Ayers affirms he wrote Dreams from my Father

Jack Cashill
Last Thursday evening at Montclair State University, with a video camera rolling, Bill Ayers volunteered that yes indeed he had written the acclaimed Barack Obama memoir, Dreams from My Father.




Unprompted, Ayers also noted that while Dreams deserves its praise, Obama's second opus, Audacity of Hope, is "more of a political hack book."

Not surprisingly, Ayers retreated into irony as he ended the session. "Yeah, yeah," he said after confirming again that he wrote Dreams, "And if you help me prove it, I'll split the royalties with you. Thank you very much."

With his final comment, the Ayers-friendly audience laughed in relief.  The media will laugh nervously upon seeing the video as well.  The White House will not.

Barack Obama knows what I know and what the people who have read my book, "Deconstructing Obama," know: Bill Ayers is the principal craftsman behind Dreams.  The evidence is overwhelming.

Ayers also established, as I have contended from the beginning, that he is not the author of Audacity of Hope.  Although Obama claims unique authorship of this book too, it was, as Ayers suggests, a disingenuous feint to the center written by committee.

Worse for Obama still, Ayers knows that the story he and Obama contrived in Dreams is false in many key details.  The fact that Donald Trump has proved willing to challenge that story has got to make the White House even more apprehensive.

As was obvious in his speech at Montclair, Ayers does not like the application of force in Libya, and this may have been his own way of retaliating.  Consider it a shot across Obama's bow.  The White House will.
Last Thursday evening at Montclair State University, with a video camera rolling, Bill Ayers volunteered that yes indeed he had written the acclaimed Barack Obama memoir, Dreams from My Father.




Unprompted, Ayers also noted that while Dreams deserves its praise, Obama's second opus, Audacity of Hope, is "more of a political hack book."

Not surprisingly, Ayers retreated into irony as he ended the session. "Yeah, yeah," he said after confirming again that he wrote Dreams, "And if you help me prove it, I'll split the royalties with you.
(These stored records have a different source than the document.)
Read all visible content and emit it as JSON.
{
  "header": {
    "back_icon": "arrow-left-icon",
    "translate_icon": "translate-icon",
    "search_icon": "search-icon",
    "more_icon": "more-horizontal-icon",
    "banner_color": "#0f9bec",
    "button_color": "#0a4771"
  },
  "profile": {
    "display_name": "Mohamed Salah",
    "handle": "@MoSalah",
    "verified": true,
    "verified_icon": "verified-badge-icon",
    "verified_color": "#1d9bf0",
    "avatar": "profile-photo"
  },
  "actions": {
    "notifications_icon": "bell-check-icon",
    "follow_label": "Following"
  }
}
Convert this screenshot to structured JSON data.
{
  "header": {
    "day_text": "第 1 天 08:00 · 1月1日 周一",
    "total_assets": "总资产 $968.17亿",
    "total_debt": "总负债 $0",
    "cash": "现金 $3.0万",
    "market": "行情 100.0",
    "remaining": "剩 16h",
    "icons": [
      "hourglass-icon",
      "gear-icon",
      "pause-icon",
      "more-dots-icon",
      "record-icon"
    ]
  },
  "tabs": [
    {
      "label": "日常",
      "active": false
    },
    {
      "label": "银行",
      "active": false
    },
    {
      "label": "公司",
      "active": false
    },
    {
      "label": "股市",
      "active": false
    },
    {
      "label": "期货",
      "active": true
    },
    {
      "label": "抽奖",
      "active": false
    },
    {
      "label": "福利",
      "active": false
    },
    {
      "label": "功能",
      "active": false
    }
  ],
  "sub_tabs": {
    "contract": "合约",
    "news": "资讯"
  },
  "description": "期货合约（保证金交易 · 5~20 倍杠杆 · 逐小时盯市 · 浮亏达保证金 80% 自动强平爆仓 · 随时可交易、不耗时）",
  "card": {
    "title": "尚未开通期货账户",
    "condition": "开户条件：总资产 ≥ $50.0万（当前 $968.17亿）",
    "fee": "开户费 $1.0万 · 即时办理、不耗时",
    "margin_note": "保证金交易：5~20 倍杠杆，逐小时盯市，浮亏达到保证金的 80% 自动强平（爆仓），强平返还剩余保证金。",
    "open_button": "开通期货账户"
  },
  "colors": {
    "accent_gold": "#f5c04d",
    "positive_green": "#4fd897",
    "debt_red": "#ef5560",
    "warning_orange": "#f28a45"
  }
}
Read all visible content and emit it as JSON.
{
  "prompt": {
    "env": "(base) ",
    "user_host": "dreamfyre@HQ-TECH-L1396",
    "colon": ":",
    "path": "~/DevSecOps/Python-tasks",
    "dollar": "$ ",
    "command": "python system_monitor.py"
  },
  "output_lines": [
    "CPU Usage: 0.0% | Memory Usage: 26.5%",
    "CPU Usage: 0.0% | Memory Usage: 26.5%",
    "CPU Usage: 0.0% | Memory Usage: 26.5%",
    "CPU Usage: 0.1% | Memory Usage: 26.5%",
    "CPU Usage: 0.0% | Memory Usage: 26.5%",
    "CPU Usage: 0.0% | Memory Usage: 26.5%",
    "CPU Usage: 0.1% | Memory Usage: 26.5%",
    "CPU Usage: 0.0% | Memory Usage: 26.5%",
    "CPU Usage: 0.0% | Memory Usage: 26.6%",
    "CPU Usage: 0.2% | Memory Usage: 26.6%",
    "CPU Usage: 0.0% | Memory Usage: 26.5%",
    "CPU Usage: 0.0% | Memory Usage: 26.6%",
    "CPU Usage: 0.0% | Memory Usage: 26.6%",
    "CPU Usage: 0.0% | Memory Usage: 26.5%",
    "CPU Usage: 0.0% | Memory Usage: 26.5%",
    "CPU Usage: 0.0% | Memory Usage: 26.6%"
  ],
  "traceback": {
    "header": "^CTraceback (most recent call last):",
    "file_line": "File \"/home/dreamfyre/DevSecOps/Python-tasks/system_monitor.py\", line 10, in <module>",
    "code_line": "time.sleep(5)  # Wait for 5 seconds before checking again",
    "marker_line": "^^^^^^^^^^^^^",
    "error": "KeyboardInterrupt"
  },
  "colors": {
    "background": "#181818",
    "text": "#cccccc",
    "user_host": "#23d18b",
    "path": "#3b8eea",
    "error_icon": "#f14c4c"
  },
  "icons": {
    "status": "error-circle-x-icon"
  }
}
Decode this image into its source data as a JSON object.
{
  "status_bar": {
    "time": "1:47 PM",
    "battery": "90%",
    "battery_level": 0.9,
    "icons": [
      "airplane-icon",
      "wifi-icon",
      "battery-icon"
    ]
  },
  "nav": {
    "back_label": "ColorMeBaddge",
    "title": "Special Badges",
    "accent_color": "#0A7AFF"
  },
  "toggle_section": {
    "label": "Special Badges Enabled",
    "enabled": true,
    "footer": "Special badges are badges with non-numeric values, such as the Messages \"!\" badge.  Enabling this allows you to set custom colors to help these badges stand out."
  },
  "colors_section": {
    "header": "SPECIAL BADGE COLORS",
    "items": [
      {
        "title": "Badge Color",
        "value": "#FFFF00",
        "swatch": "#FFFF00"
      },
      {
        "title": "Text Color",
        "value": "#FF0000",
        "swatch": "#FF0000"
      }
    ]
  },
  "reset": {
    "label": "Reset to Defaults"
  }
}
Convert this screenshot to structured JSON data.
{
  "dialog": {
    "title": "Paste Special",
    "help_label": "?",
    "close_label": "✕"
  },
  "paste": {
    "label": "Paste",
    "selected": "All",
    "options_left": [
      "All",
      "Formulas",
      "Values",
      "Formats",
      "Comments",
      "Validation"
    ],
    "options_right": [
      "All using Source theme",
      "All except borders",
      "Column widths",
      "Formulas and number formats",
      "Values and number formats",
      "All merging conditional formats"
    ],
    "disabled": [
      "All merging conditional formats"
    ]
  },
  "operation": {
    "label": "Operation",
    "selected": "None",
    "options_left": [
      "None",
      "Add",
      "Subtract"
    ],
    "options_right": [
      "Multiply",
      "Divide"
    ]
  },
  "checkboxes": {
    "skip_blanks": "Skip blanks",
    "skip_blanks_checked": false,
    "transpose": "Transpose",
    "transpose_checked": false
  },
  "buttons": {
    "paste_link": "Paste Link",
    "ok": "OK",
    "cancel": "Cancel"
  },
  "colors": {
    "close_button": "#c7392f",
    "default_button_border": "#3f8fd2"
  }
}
Thank you very much."

With his final comment, the Ayers-friendly audience laughed in relief.  The media will laugh nervously upon seeing the video as well.  The White House will not.

Barack Obama knows what I know and what the people who have read my book, "Deconstructing Obama," know: Bill Ayers is the principal craftsman behind Dreams.  The evidence is overwhelming.

Ayers also established, as I have contended from the beginning, that he is not the author of Audacity of Hope.  Although Obama claims unique authorship of this book too, it was, as Ayers suggests, a disingenuous feint to the center written by committee.

Worse for Obama still, Ayers knows that the story he and Obama contrived in Dreams is false in many key details.  The fact that Donald Trump has proved willing to challenge that story has got to make the White House even more apprehensive.

As was obvious in his speech at Montclair, Ayers does not like the application of force in Libya, and this may have been his own way of retaliating.  Consider it a shot across Obama's bow.  The White House will.